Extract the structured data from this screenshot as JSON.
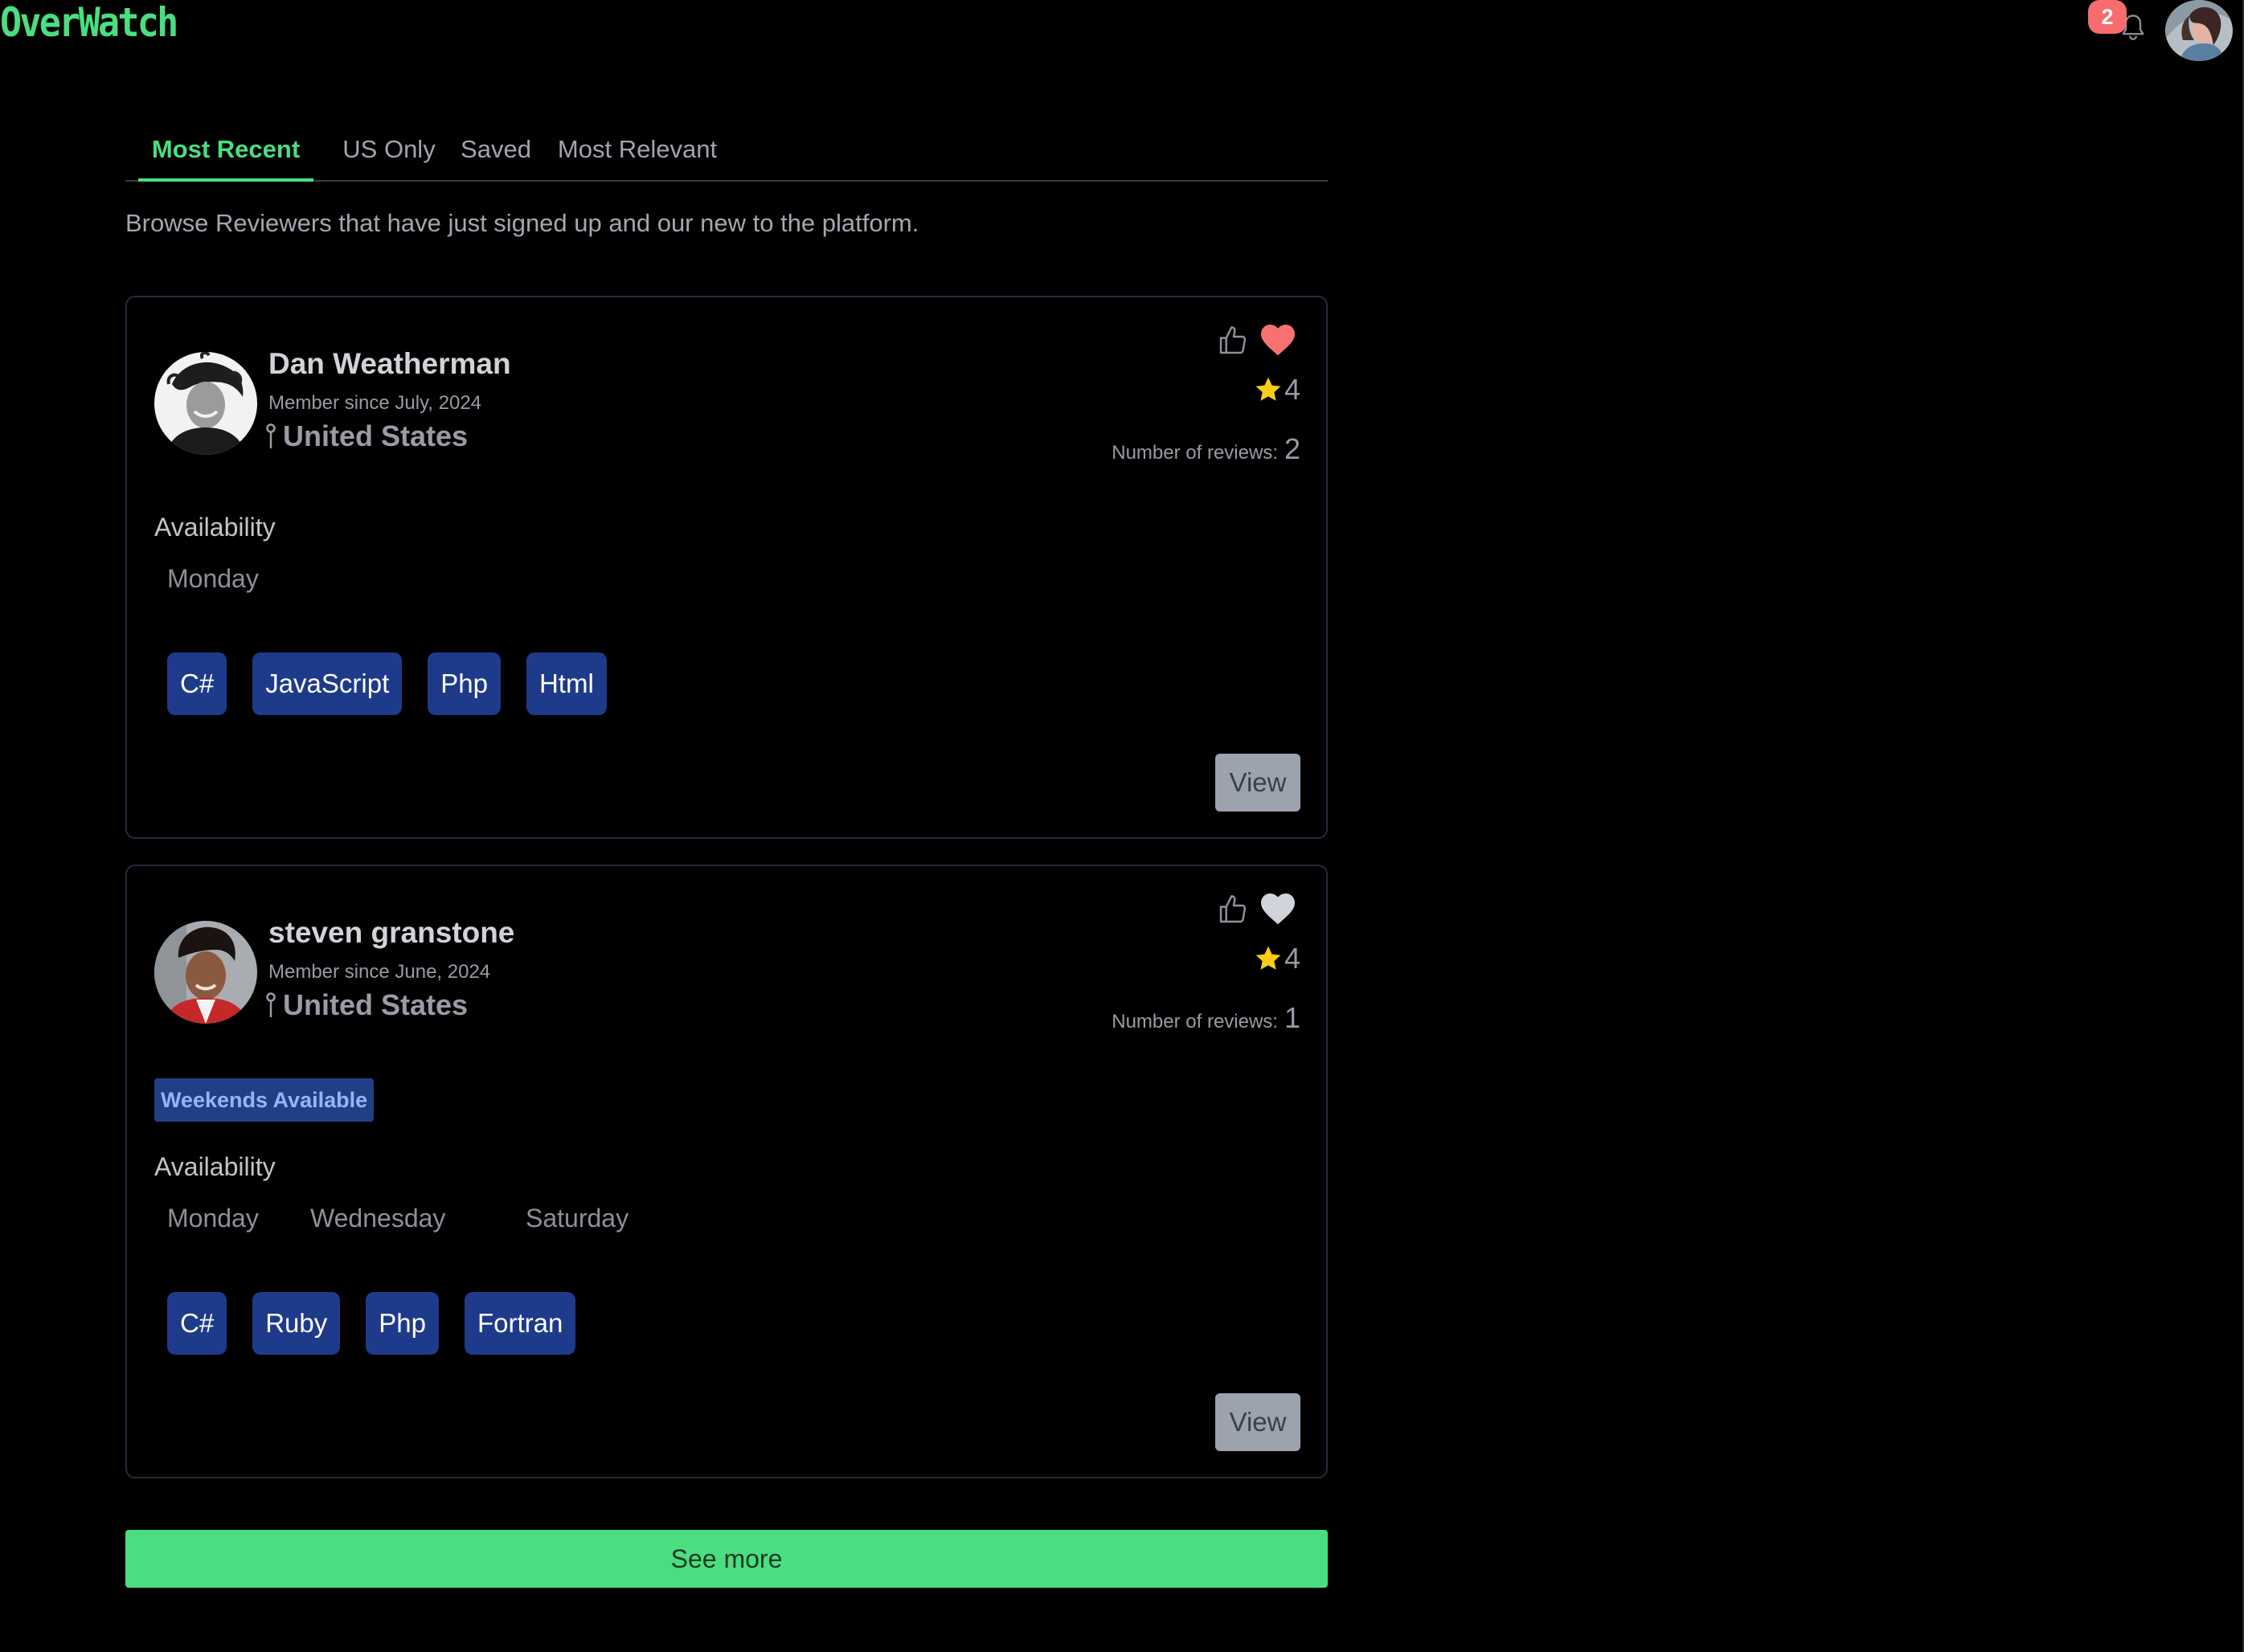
{
  "header": {
    "brand": "OverWatch",
    "notifications_count": "2"
  },
  "tabs": [
    {
      "label": "Most Recent",
      "active": true
    },
    {
      "label": "US Only",
      "active": false
    },
    {
      "label": "Saved",
      "active": false
    },
    {
      "label": "Most Relevant",
      "active": false
    }
  ],
  "intro": "Browse Reviewers that have just signed up and our new to the platform.",
  "reviewers": [
    {
      "name": "Dan Weatherman",
      "member_since": "Member since July, 2024",
      "location": "United States",
      "liked": true,
      "rating": "4",
      "reviews_label": "Number of reviews:",
      "reviews_count": "2",
      "badge": "",
      "availability_title": "Availability",
      "days": [
        "Monday"
      ],
      "skills": [
        "C#",
        "JavaScript",
        "Php",
        "Html"
      ],
      "view_label": "View"
    },
    {
      "name": "steven granstone",
      "member_since": "Member since June, 2024",
      "location": "United States",
      "liked": false,
      "rating": "4",
      "reviews_label": "Number of reviews:",
      "reviews_count": "1",
      "badge": "Weekends Available",
      "availability_title": "Availability",
      "days": [
        "Monday",
        "Wednesday",
        "Saturday"
      ],
      "skills": [
        "C#",
        "Ruby",
        "Php",
        "Fortran"
      ],
      "view_label": "View"
    }
  ],
  "see_more_label": "See more",
  "colors": {
    "accent": "#4ade80",
    "heart_liked": "#f87171",
    "heart_unliked": "#d1d5db",
    "star": "#facc15",
    "chip": "#1e3a8a",
    "badge_bg": "#1f3f87",
    "badge_text": "#93b6f4",
    "view_button": "#9ca3af",
    "notification_badge": "#f76d6d"
  },
  "icons": {
    "notifications": "bell-icon",
    "profile": "user-avatar",
    "location": "map-pin-icon",
    "like": "thumbs-up-icon",
    "favorite": "heart-icon",
    "rating": "star-icon"
  }
}
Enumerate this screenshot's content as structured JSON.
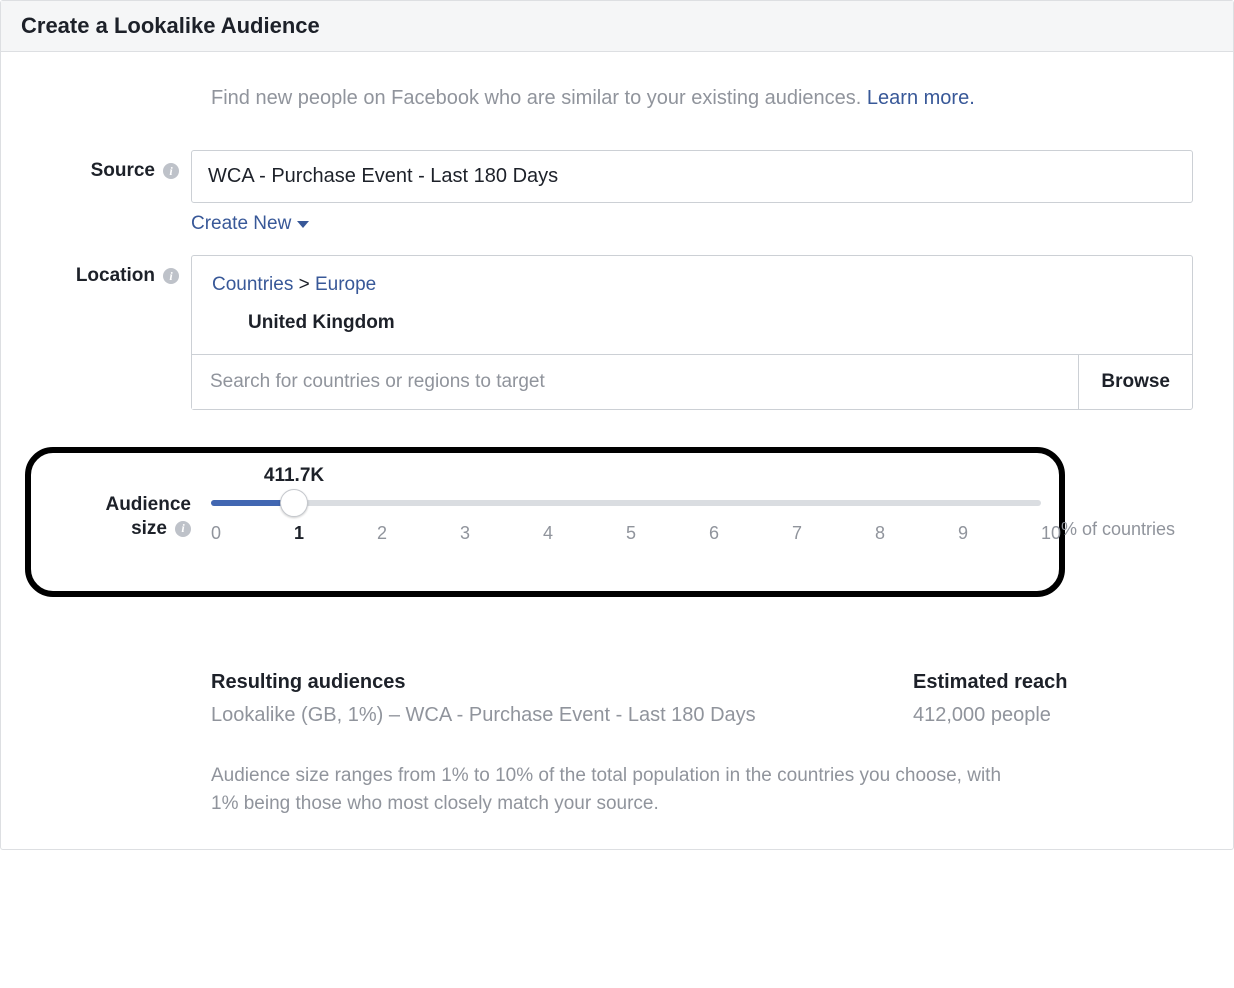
{
  "title": "Create a Lookalike Audience",
  "intro_text": "Find new people on Facebook who are similar to your existing audiences. ",
  "learn_more": "Learn more.",
  "labels": {
    "source": "Source",
    "location": "Location",
    "audience_size_l1": "Audience",
    "audience_size_l2": "size"
  },
  "source": {
    "value": "WCA - Purchase Event - Last 180 Days",
    "create_new": "Create New"
  },
  "location": {
    "breadcrumb_root": "Countries",
    "breadcrumb_region": "Europe",
    "selected_country": "United Kingdom",
    "search_placeholder": "Search for countries or regions to target",
    "browse": "Browse"
  },
  "slider": {
    "size_label": "411.7K",
    "ticks": [
      "0",
      "1",
      "2",
      "3",
      "4",
      "5",
      "6",
      "7",
      "8",
      "9",
      "10"
    ],
    "selected_index": 1,
    "pct_suffix": "% of countries"
  },
  "results": {
    "resulting_heading": "Resulting audiences",
    "resulting_value": "Lookalike (GB, 1%) – WCA - Purchase Event - Last 180 Days",
    "reach_heading": "Estimated reach",
    "reach_value": "412,000 people"
  },
  "disclaimer": "Audience size ranges from 1% to 10% of the total population in the countries you choose, with 1% being those who most closely match your source."
}
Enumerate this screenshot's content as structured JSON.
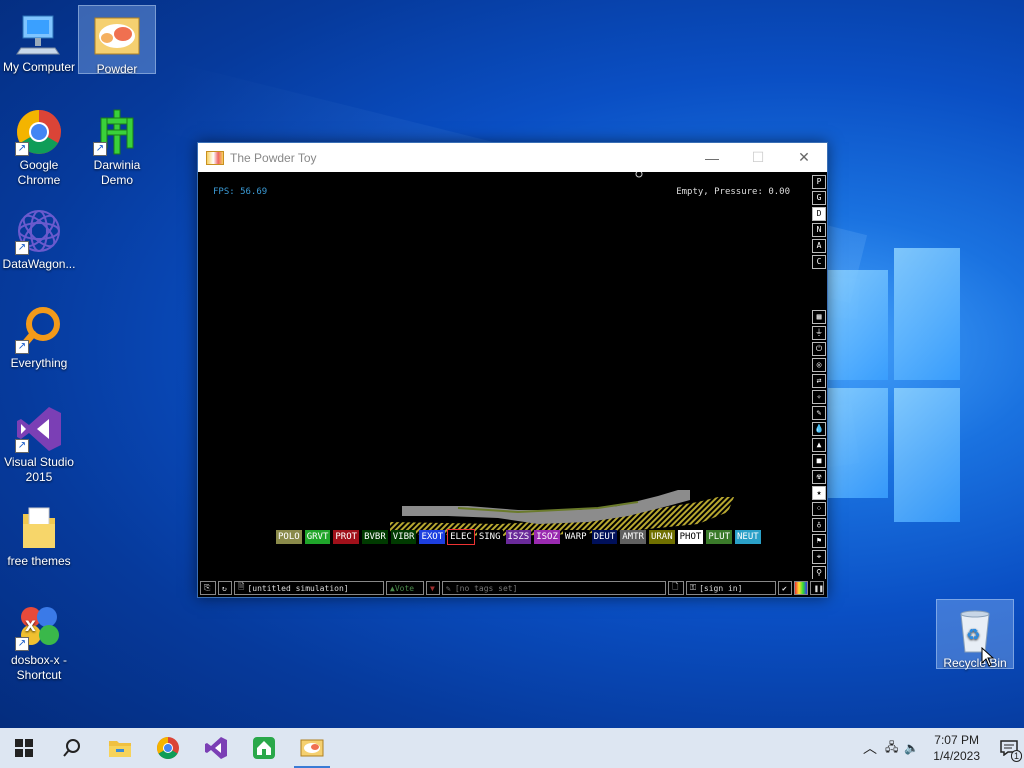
{
  "desktop": {
    "icons": [
      {
        "id": "my-computer",
        "label": "My Computer"
      },
      {
        "id": "powder",
        "label": "Powder"
      },
      {
        "id": "google-chrome",
        "label": "Google Chrome"
      },
      {
        "id": "darwinia-demo",
        "label": "Darwinia Demo"
      },
      {
        "id": "datawagon",
        "label": "DataWagon..."
      },
      {
        "id": "everything",
        "label": "Everything"
      },
      {
        "id": "visual-studio",
        "label": "Visual Studio 2015"
      },
      {
        "id": "free-themes",
        "label": "free themes"
      },
      {
        "id": "dosbox",
        "label": "dosbox-x - Shortcut"
      },
      {
        "id": "recycle-bin",
        "label": "Recycle Bin"
      }
    ]
  },
  "window": {
    "title": "The Powder Toy",
    "fps": "FPS: 56.69",
    "status": "Empty, Pressure: 0.00",
    "mode_buttons": [
      "P",
      "G",
      "D",
      "N",
      "A",
      "C"
    ],
    "elements": [
      {
        "label": "POLO",
        "bg": "#8a8a4a",
        "fg": "#fff"
      },
      {
        "label": "GRVT",
        "bg": "#1fa52a",
        "fg": "#fff"
      },
      {
        "label": "PROT",
        "bg": "#a0101a",
        "fg": "#fff"
      },
      {
        "label": "BVBR",
        "bg": "#003a00",
        "fg": "#fff"
      },
      {
        "label": "VIBR",
        "bg": "#003a00",
        "fg": "#fff"
      },
      {
        "label": "EXOT",
        "bg": "#1d3fe0",
        "fg": "#fff"
      },
      {
        "label": "ELEC",
        "bg": "#000",
        "fg": "#fff"
      },
      {
        "label": "SING",
        "bg": "#000",
        "fg": "#fff"
      },
      {
        "label": "ISZS",
        "bg": "#6a2a9a",
        "fg": "#fff"
      },
      {
        "label": "ISOZ",
        "bg": "#9a2ab0",
        "fg": "#fff"
      },
      {
        "label": "WARP",
        "bg": "#000",
        "fg": "#fff"
      },
      {
        "label": "DEUT",
        "bg": "#00105a",
        "fg": "#fff"
      },
      {
        "label": "AMTR",
        "bg": "#606060",
        "fg": "#fff"
      },
      {
        "label": "URAN",
        "bg": "#707000",
        "fg": "#fff"
      },
      {
        "label": "PHOT",
        "bg": "#fff",
        "fg": "#000"
      },
      {
        "label": "PLUT",
        "bg": "#3a7a2a",
        "fg": "#fff"
      },
      {
        "label": "NEUT",
        "bg": "#2aa0c8",
        "fg": "#fff"
      }
    ],
    "bottom": {
      "sim_name": "[untitled simulation]",
      "vote": "Vote",
      "tags": "[no tags set]",
      "signin": "[sign in]"
    }
  },
  "taskbar": {
    "time": "7:07 PM",
    "date": "1/4/2023",
    "notifications": "1"
  }
}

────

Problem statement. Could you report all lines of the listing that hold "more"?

Task answer.
  "see_more_label": "See more",
  "learn_more": "Learn more.",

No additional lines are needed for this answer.